### What is expected
All entries are to be copied verbatim, while the pictures stay out.

(Web page and app entries)
^^^^^^^^
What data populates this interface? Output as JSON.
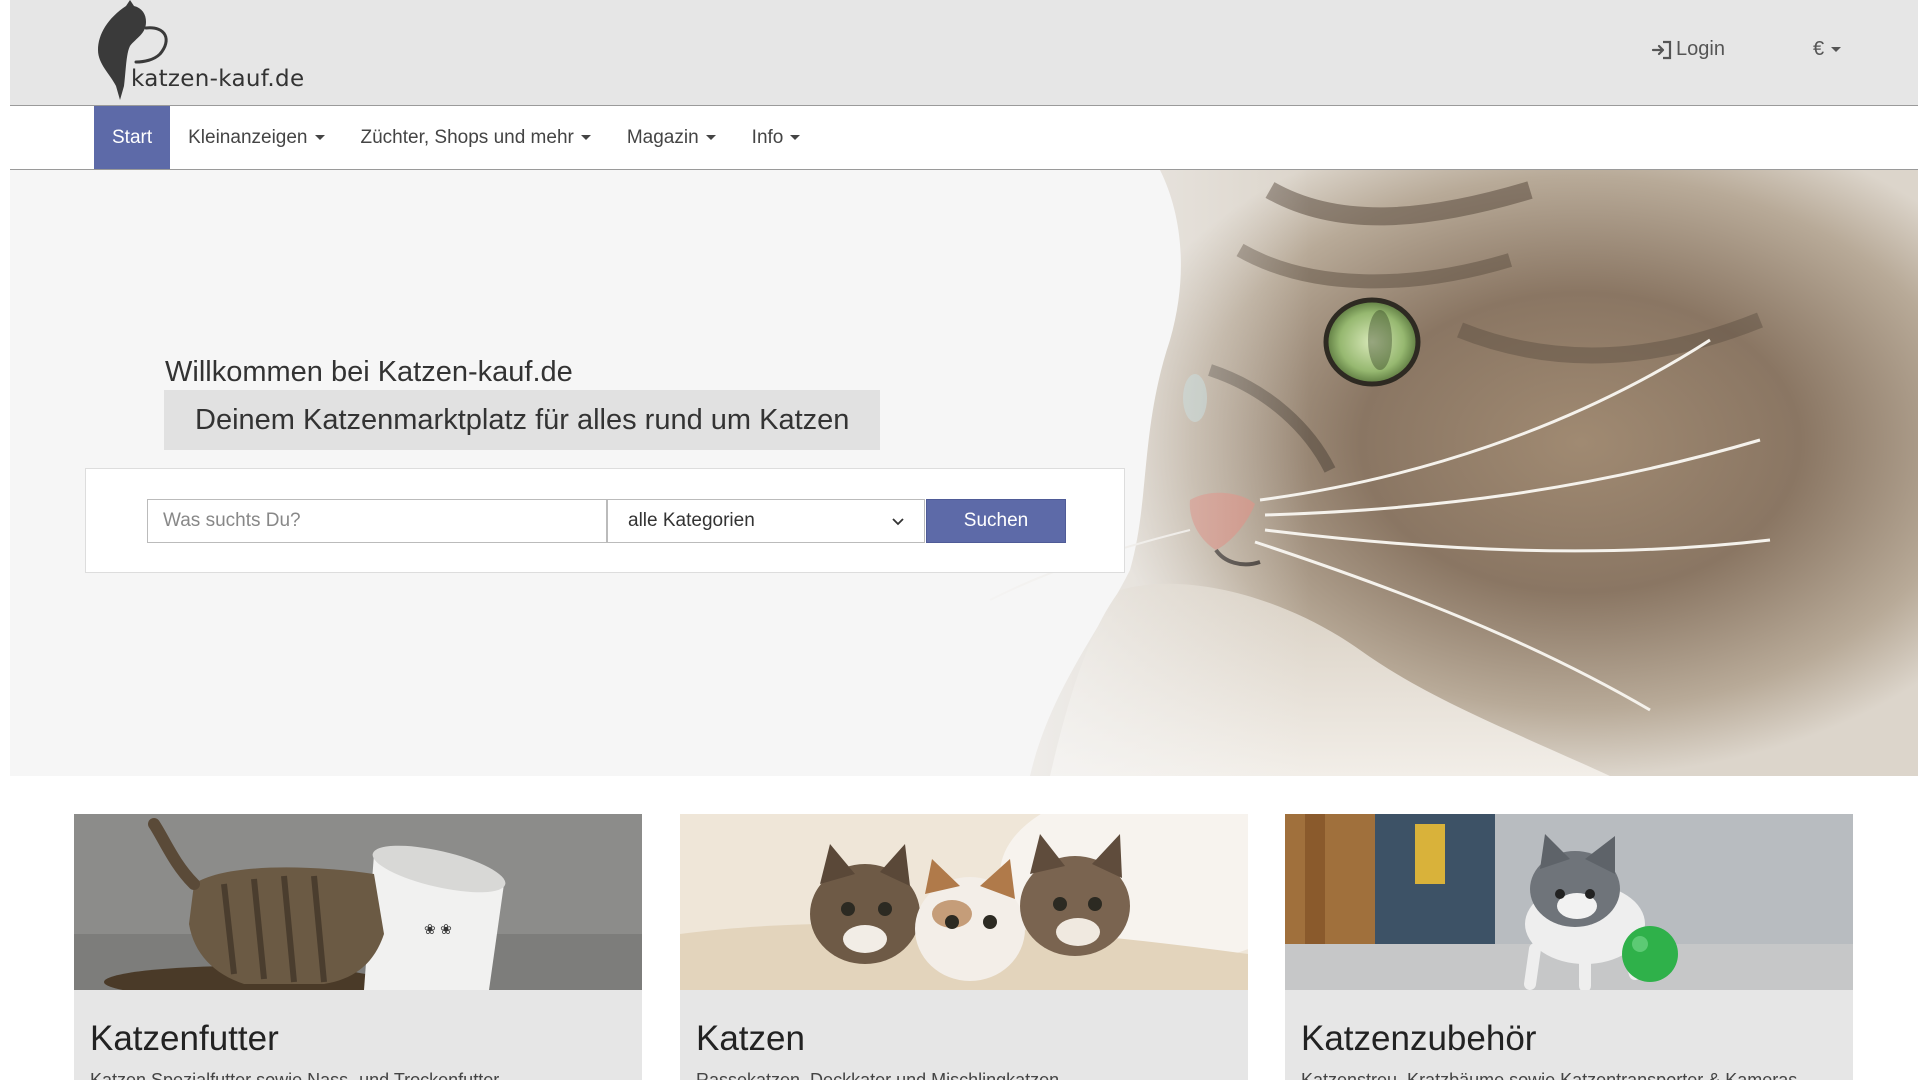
{
  "header": {
    "logo_text": "katzen-kauf.de",
    "login_label": "Login",
    "currency_label": "€"
  },
  "nav": {
    "items": [
      {
        "label": "Start",
        "active": true,
        "dropdown": false
      },
      {
        "label": "Kleinanzeigen",
        "active": false,
        "dropdown": true
      },
      {
        "label": "Züchter, Shops und mehr",
        "active": false,
        "dropdown": true
      },
      {
        "label": "Magazin",
        "active": false,
        "dropdown": true
      },
      {
        "label": "Info",
        "active": false,
        "dropdown": true
      }
    ]
  },
  "hero": {
    "title": "Willkommen bei Katzen-kauf.de",
    "subtitle": "Deinem Katzenmarktplatz für alles rund um Katzen"
  },
  "search": {
    "placeholder": "Was suchts Du?",
    "category_selected": "alle Kategorien",
    "button_label": "Suchen"
  },
  "cards": [
    {
      "title": "Katzenfutter",
      "description": "Katzen Spezialfutter sowie Nass- und Trockenfutter"
    },
    {
      "title": "Katzen",
      "description": "Rassekatzen, Deckkater und Mischlingkatzen"
    },
    {
      "title": "Katzenzubehör",
      "description": "Katzenstreu, Kratzbäume sowie Katzentransporter & Kameras"
    }
  ],
  "colors": {
    "accent": "#5d6aa8",
    "header_bg": "#e6e6e6",
    "card_bg": "#e6e6e6"
  }
}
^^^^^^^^
### Exercise response
What data populates this interface? Output as JSON.
{
  "header": {
    "logo_text": "katzen-kauf.de",
    "login_label": "Login",
    "currency_label": "€"
  },
  "nav": {
    "items": [
      {
        "label": "Start",
        "active": true,
        "dropdown": false
      },
      {
        "label": "Kleinanzeigen",
        "active": false,
        "dropdown": true
      },
      {
        "label": "Züchter, Shops und mehr",
        "active": false,
        "dropdown": true
      },
      {
        "label": "Magazin",
        "active": false,
        "dropdown": true
      },
      {
        "label": "Info",
        "active": false,
        "dropdown": true
      }
    ]
  },
  "hero": {
    "title": "Willkommen bei Katzen-kauf.de",
    "subtitle": "Deinem Katzenmarktplatz für alles rund um Katzen"
  },
  "search": {
    "placeholder": "Was suchts Du?",
    "category_selected": "alle Kategorien",
    "button_label": "Suchen"
  },
  "cards": [
    {
      "title": "Katzenfutter",
      "description": "Katzen Spezialfutter sowie Nass- und Trockenfutter"
    },
    {
      "title": "Katzen",
      "description": "Rassekatzen, Deckkater und Mischlingkatzen"
    },
    {
      "title": "Katzenzubehör",
      "description": "Katzenstreu, Kratzbäume sowie Katzentransporter & Kameras"
    }
  ],
  "colors": {
    "accent": "#5d6aa8",
    "header_bg": "#e6e6e6",
    "card_bg": "#e6e6e6"
  }
}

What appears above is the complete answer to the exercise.